Last night’s Insight episode was very interesting. It was refreshing to hear that people  felt it was both the responsiblity of men and women to take control of their sexuality and remain virgins before marriage (in the context of much of the discussion, virginity in the vew of religious and cultural beliefs were being discussed). I do think if it’s important to you, regardless of your culture/ religion, then frankly, you’ll find the courage to remain a virgin before marriage. Now, let me make it clear. I’m talking about consesual sex, NOT rape. Rape is NEVER justified and NEVER the victim’s fault. That’s NOT what it means to lose your virginity.

Just a quick note. I don’t think it’s anyone’s right, even on religious grounds, to force someone to remain a virgin or become sexual. Each individual needs to make that decision themselves. If it’s on the grounds of faith, the individual needs to get  a revelation on what’s right and what’s not. Just telling people not to have sex doesn’t work. Look at any statistics regarding virginity pledges and premarital sex in the U.S. At the end of the day, whether you remain a virgin or not has to be a personal choice.

In certain cultures, it’s the mothers that are responsible for making sure that their daughters remain  virgins until they get married. Even though you can guide your children (boht boys and girls), to making right choices that fit your moral ideal, at the end of the day, people make their own choices and whether they follow your ideal is up to them.

Psychologist and sociologists agree that in parenting, it’s what you do, not what you say that has the biggest impact.
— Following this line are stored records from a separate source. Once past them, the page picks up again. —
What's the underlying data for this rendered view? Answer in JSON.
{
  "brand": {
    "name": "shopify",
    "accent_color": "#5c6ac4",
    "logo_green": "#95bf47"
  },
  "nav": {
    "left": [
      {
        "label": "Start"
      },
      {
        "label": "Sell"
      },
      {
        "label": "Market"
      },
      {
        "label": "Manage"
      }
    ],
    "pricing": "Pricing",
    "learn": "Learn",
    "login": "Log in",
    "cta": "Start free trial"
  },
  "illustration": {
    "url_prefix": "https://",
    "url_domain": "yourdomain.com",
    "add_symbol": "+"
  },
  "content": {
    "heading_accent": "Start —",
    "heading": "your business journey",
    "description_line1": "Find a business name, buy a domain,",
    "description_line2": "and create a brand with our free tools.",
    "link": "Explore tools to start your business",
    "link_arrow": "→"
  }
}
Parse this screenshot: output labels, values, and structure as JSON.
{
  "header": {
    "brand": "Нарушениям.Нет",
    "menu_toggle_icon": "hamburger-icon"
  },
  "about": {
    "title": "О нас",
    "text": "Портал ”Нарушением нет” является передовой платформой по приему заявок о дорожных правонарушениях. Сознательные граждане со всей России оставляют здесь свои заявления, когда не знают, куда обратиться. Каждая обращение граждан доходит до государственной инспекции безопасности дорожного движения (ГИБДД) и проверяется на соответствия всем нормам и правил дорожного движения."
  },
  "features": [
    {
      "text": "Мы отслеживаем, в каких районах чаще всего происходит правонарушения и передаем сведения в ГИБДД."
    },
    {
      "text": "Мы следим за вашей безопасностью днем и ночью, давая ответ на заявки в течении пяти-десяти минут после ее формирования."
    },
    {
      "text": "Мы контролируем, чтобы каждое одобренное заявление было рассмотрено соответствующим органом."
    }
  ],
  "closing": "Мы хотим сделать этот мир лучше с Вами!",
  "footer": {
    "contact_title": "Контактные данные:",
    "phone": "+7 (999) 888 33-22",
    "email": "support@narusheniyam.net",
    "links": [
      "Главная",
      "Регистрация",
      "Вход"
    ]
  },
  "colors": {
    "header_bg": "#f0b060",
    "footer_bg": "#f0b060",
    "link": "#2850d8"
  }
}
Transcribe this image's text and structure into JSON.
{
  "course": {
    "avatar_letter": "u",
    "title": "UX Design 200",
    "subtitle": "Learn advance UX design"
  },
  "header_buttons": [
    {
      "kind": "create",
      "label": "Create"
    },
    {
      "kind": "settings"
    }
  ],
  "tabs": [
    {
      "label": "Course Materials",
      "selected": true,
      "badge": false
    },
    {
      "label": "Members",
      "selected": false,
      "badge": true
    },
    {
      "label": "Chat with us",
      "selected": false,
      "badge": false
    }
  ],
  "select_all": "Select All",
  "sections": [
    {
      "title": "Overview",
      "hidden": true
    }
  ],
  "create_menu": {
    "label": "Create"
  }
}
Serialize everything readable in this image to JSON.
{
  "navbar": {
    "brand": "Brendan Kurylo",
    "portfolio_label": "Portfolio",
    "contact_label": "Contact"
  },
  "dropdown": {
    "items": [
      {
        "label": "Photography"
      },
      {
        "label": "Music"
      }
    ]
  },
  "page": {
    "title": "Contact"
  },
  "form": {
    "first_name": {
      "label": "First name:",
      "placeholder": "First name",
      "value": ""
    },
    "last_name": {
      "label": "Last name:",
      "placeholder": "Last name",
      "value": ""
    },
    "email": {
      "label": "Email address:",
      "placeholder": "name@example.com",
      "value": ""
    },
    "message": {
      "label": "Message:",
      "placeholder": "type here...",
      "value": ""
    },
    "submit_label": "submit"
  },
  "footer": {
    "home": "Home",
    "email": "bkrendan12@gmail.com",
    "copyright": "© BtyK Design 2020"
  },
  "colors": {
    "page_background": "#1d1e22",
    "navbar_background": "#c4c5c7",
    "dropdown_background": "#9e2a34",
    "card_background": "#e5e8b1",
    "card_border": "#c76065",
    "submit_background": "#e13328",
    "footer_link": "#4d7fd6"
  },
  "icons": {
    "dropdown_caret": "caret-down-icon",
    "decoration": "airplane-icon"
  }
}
Hypocrisy backfires.

In my personal opinion, I think it’s good to tell children to embrace their sexuailty and to value themselves as human beings, rather than imposing legalistic rules that are broken if aren’t backed up. Children and young people should be taught self – respect, consent and the right to say no, the right to be respected, and most importantly, the obligation to respect others, both same – sex and opposite se

Introuction

This blog explores the concepts of sexuality and gender and what it all means for someone who is asexual. I’m very opinionated when it comes to relationships and sexuailty and, even though, sometimes I find it painful, I do find debates about sexuality and relationships fascinating. This is why I created this blog; to give my perspective on what other people go through, even though, frankly, I will probably not have much, if any firsthand experience being an asexual myself and someone who’s been single their whole life.

I can’t wait to start discussing such issues with you all. Feel free to comment and open discussions on what you read here. Please keep conversations respectful and avoid attacking others. I will not tolerate bullying of anyone on this site! Thanks for understanding.